··· Records ···
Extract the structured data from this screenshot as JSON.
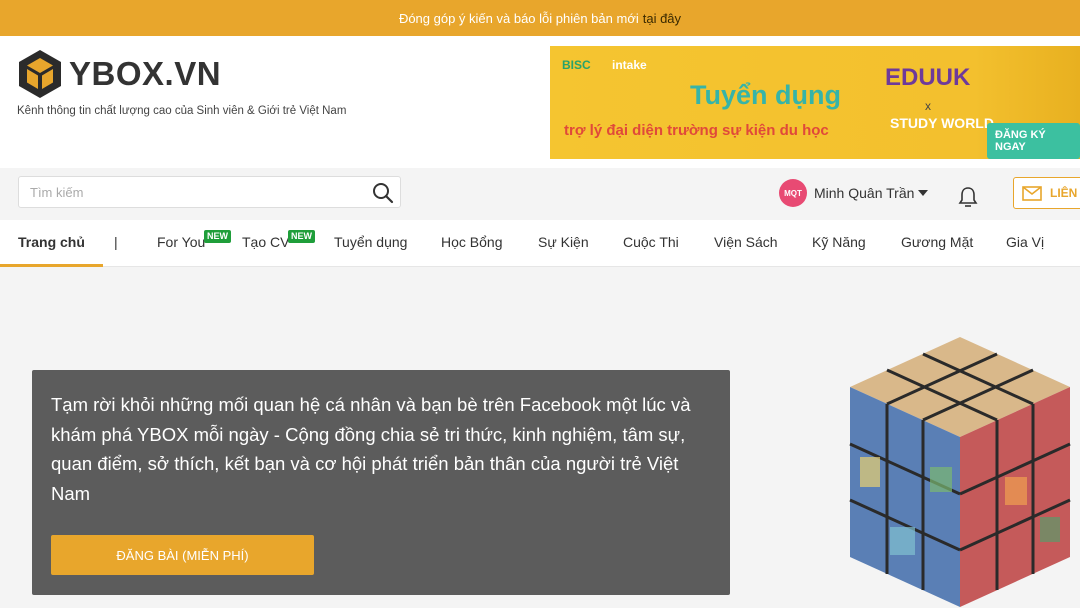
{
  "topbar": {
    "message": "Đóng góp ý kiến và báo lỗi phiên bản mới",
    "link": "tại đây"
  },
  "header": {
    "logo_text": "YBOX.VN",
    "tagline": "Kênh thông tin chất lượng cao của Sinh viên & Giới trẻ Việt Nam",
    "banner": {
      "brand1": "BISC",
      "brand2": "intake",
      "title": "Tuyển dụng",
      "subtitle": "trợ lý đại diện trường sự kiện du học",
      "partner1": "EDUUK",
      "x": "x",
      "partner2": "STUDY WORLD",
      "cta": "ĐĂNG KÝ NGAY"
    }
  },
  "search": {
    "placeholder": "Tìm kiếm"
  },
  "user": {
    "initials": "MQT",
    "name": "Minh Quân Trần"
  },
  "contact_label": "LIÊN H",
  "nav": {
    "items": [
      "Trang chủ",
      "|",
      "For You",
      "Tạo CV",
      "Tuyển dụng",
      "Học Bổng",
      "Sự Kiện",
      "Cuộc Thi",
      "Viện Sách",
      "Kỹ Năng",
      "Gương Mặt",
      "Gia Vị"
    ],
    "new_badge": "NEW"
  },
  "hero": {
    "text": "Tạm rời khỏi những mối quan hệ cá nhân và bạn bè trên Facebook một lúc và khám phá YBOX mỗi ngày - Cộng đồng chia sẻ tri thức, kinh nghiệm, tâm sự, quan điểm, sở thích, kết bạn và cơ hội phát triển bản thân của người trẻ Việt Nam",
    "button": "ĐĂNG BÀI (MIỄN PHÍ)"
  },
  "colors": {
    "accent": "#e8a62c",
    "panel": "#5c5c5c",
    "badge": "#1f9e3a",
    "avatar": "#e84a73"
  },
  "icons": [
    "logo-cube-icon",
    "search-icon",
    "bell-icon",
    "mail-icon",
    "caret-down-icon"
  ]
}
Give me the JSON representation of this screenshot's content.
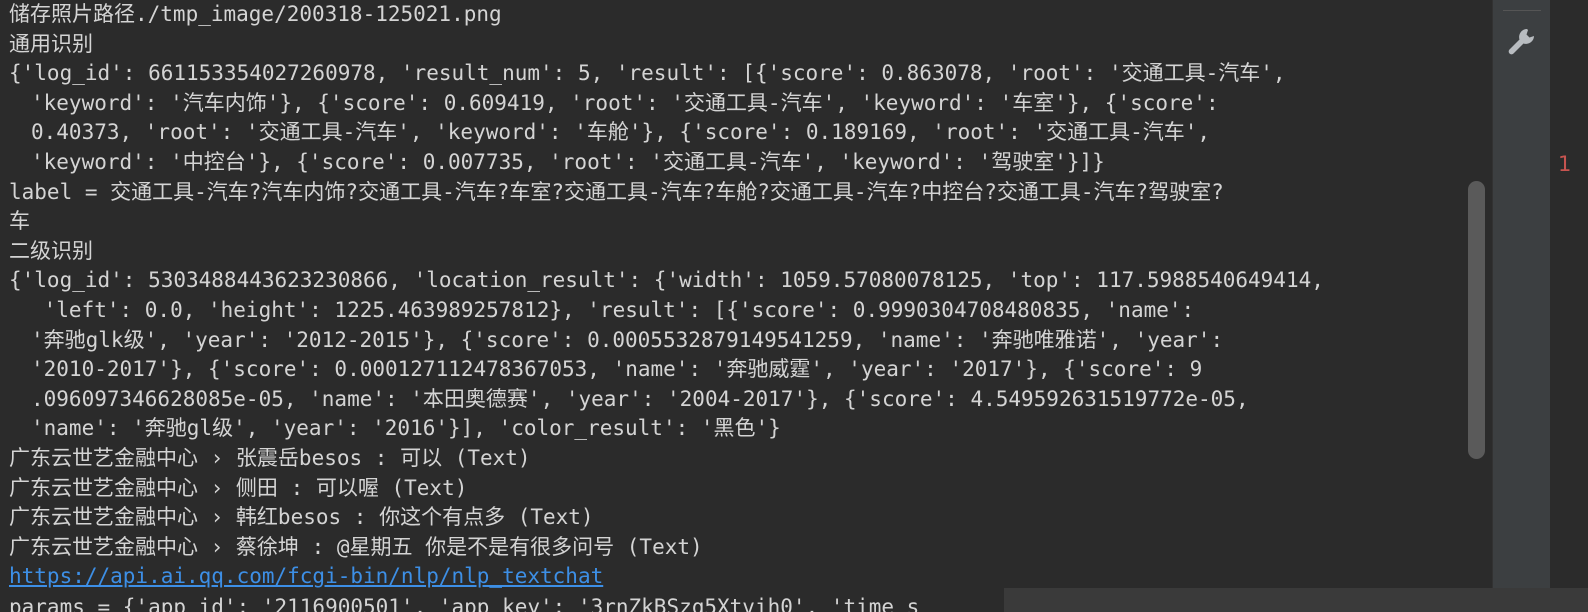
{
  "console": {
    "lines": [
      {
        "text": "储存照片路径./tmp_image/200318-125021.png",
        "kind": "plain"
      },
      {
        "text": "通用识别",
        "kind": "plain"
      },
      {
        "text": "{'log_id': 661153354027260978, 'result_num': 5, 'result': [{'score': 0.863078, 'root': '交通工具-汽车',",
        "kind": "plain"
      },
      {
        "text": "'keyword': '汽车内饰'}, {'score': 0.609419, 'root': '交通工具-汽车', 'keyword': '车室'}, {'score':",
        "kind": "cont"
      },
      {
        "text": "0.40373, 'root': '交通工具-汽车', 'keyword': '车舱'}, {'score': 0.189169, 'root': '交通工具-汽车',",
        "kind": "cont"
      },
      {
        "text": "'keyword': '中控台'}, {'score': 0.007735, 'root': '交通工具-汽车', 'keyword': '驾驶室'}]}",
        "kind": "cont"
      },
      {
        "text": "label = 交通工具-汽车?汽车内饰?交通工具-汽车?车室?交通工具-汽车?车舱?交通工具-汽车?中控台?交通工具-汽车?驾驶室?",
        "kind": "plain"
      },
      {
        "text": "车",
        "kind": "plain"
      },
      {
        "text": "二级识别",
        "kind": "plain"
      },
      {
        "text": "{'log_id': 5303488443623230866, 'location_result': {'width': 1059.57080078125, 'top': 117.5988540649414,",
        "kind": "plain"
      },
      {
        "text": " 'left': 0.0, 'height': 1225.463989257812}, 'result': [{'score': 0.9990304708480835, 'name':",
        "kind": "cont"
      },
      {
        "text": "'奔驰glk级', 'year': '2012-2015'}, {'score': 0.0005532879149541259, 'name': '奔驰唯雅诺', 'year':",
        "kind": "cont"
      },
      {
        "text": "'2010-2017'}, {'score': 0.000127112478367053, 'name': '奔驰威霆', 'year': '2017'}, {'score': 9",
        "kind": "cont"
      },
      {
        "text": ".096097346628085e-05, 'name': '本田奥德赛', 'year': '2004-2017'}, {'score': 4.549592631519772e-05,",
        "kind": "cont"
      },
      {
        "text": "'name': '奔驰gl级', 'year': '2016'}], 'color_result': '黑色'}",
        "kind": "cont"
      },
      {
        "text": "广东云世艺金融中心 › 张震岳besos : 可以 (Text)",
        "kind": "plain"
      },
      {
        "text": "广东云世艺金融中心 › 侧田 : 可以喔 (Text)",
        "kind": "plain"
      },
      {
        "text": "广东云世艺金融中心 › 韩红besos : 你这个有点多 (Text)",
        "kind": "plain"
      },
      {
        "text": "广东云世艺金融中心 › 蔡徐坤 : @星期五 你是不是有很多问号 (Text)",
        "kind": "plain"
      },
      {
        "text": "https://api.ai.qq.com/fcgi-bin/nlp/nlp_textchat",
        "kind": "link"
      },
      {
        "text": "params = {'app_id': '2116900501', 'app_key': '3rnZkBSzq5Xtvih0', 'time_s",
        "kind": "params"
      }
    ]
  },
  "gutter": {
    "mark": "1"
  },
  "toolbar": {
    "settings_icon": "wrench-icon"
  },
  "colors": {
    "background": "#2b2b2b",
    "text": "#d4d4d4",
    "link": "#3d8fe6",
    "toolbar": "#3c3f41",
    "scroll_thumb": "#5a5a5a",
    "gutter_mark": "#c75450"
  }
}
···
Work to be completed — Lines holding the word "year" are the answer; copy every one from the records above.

Response area —
        "text": "'奔驰glk级', 'year': '2012-2015'}, {'score': 0.0005532879149541259, 'name': '奔驰唯雅诺', 'year':",
        "text": "'2010-2017'}, {'score': 0.000127112478367053, 'name': '奔驰威霆', 'year': '2017'}, {'score': 9",
        "text": ".096097346628085e-05, 'name': '本田奥德赛', 'year': '2004-2017'}, {'score': 4.549592631519772e-05,",
        "text": "'name': '奔驰gl级', 'year': '2016'}], 'color_result': '黑色'}",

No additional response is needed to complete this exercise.